== Entries provided
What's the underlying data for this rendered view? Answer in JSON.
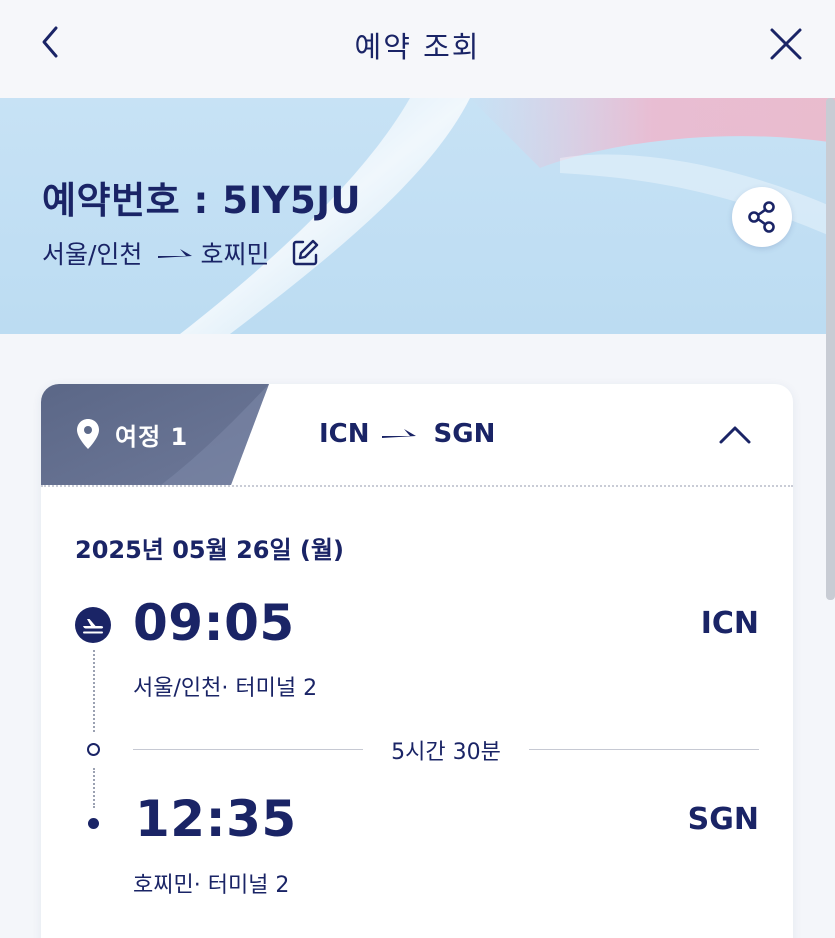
{
  "nav": {
    "title": "예약 조회"
  },
  "booking": {
    "number_label": "예약번호 : 5IY5JU",
    "origin": "서울/인천",
    "destination": "호찌민"
  },
  "itinerary": {
    "tab_label": "여정 1",
    "from_code": "ICN",
    "to_code": "SGN",
    "date": "2025년 05월 26일 (월)",
    "departure": {
      "time": "09:05",
      "code": "ICN",
      "place": "서울/인천· 터미널  2"
    },
    "duration": "5시간 30분",
    "arrival": {
      "time": "12:35",
      "code": "SGN",
      "place": "호찌민· 터미널  2"
    }
  },
  "icons": {
    "back": "chevron-left-icon",
    "close": "close-icon",
    "share": "share-icon",
    "edit": "edit-icon",
    "pin": "location-pin-icon",
    "collapse": "chevron-up-icon",
    "departure": "plane-takeoff-icon"
  },
  "colors": {
    "primary": "#1a2466",
    "tab_bg": "#5d6a8a",
    "hero_bg": "#c3e0f4",
    "page_bg": "#f4f6fa"
  }
}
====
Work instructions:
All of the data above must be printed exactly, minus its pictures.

Task solution:
What's the underlying data for this rendered view? Answer in JSON.
{
  "nav": {
    "title": "예약 조회"
  },
  "booking": {
    "number_label": "예약번호 : 5IY5JU",
    "origin": "서울/인천",
    "destination": "호찌민"
  },
  "itinerary": {
    "tab_label": "여정 1",
    "from_code": "ICN",
    "to_code": "SGN",
    "date": "2025년 05월 26일 (월)",
    "departure": {
      "time": "09:05",
      "code": "ICN",
      "place": "서울/인천· 터미널  2"
    },
    "duration": "5시간 30분",
    "arrival": {
      "time": "12:35",
      "code": "SGN",
      "place": "호찌민· 터미널  2"
    }
  },
  "icons": {
    "back": "chevron-left-icon",
    "close": "close-icon",
    "share": "share-icon",
    "edit": "edit-icon",
    "pin": "location-pin-icon",
    "collapse": "chevron-up-icon",
    "departure": "plane-takeoff-icon"
  },
  "colors": {
    "primary": "#1a2466",
    "tab_bg": "#5d6a8a",
    "hero_bg": "#c3e0f4",
    "page_bg": "#f4f6fa"
  }
}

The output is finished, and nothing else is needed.